"But the worst thing that has happened in recent years is the collapse of trust in relations between major powers which according to the United Nations Charter bear the primary responsibility for maintaining international peace and security and which still possess vast stockpiles of nuclear weapons and must reduce them until their complete elimination. This is still their binding commitment under the Non-Proliferation Treaty," Gorbachev said in an address to the participants in the International Conference The Legacy of the Reykjavik Summit dedicated to the 30th anniversary of his meeting with the 40th President of the United States, Ronald Reagan. The conference is being held on October 10 in Iceland.

The former Soviet leader expressed concern that "the window to a nuclear weapon-free world opened in Reykjavik is being shut and sealed" "right before our eyes."

"As long as nuclear weapons exist, there is a danger that someday they will be used: as a result either of accident or technical failure, or of evil intent of man - an insane person or terrorist," Gorbachev noted. "We must therefore reaffirm the goal of prohibiting and eliminating nuclear weapons."

According to Gorbachev, the talks in Reykjavik thirty years ago were held in a complicated situation.

"The overall situation in our relations was also causing grave concern. Many thought that relations were sliding back into a Cold War. US Navy ships were entering our territorial waters; the United States had tested a new, highly powerful nuclear weapon. The tensions were aggravated by hostile rhetoric and "spy scandals," he said in the address, adding he was "not in the best of spirits" when he was saying good-bye to President Reagan. However, in his words, he told a news conference after the summit that he thought it to be a breakthrough.

"Looking into the eyes of hundreds of journalists, I said to myself that we had no right to disappoint people, deprive them of hope for ending the arms race," Gorbachev recalled. "The key message in my statement for the press was: "In spite of all the drama, Reykjavik is not a failure - it is a breakthrough. For the first time, we looked over the horizon." This is the view I still hold today."

"It was the breakthrough at Reykjavik that set off the process of real reduction of nuclear weapons.
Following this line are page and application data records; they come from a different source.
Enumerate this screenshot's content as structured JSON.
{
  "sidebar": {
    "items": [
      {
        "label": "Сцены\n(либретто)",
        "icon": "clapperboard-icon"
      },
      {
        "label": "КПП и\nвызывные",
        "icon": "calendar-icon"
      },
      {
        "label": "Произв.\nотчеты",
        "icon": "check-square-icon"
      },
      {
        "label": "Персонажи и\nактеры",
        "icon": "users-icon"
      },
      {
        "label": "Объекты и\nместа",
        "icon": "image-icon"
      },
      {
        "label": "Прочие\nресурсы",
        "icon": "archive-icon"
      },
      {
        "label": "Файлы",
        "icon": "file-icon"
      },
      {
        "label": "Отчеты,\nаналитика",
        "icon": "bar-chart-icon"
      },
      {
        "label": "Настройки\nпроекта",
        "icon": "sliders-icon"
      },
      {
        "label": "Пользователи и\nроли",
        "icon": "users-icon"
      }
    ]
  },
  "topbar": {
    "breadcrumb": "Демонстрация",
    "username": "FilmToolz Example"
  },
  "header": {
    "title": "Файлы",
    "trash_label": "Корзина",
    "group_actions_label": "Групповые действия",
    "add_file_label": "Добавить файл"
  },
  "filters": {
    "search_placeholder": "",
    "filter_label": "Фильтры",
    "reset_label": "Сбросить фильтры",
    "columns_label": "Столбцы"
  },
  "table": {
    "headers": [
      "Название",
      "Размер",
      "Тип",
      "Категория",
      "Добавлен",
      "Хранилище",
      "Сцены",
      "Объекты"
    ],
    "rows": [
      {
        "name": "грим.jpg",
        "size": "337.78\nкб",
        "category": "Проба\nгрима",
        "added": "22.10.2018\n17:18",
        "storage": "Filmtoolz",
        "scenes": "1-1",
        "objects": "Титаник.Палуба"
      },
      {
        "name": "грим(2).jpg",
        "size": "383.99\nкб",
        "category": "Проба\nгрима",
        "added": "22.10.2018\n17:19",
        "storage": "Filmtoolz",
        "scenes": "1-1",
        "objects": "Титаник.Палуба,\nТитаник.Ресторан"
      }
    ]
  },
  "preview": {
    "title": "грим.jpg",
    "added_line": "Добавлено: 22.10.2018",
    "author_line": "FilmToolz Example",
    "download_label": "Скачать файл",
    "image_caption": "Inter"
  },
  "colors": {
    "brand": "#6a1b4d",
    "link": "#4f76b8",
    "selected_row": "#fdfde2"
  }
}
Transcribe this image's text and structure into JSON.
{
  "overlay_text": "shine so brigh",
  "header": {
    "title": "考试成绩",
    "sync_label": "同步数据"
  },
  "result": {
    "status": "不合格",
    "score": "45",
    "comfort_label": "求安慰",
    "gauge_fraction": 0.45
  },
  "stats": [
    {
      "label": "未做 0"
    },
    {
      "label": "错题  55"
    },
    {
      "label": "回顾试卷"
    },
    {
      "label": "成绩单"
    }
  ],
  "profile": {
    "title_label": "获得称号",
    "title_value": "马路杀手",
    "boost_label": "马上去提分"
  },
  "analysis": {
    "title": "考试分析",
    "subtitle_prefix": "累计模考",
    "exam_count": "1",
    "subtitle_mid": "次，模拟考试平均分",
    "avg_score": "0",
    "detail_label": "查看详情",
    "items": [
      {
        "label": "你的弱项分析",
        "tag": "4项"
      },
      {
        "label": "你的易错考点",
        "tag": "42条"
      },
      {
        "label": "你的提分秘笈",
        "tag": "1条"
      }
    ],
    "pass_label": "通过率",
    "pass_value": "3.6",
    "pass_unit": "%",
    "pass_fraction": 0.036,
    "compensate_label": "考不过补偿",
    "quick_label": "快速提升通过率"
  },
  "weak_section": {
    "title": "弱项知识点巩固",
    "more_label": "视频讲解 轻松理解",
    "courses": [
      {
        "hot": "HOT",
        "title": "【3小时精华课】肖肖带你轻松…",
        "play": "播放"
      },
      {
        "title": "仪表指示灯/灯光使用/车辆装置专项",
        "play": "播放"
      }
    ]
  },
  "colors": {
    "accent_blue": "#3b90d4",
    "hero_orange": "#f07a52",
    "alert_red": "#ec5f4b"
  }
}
The unprecedented agreements we reached with Presidents Reagan and Bush on strategic and medium-range nuclear arms and on tactical weapons have made it possible to reduce the stockpiles and eliminate thousands of nuclear warheads - more than 80% of Cold War arsenals, as the Russia and the United States reported to the Non-proliferation Treaty Review Conference," Gorbachev underscored.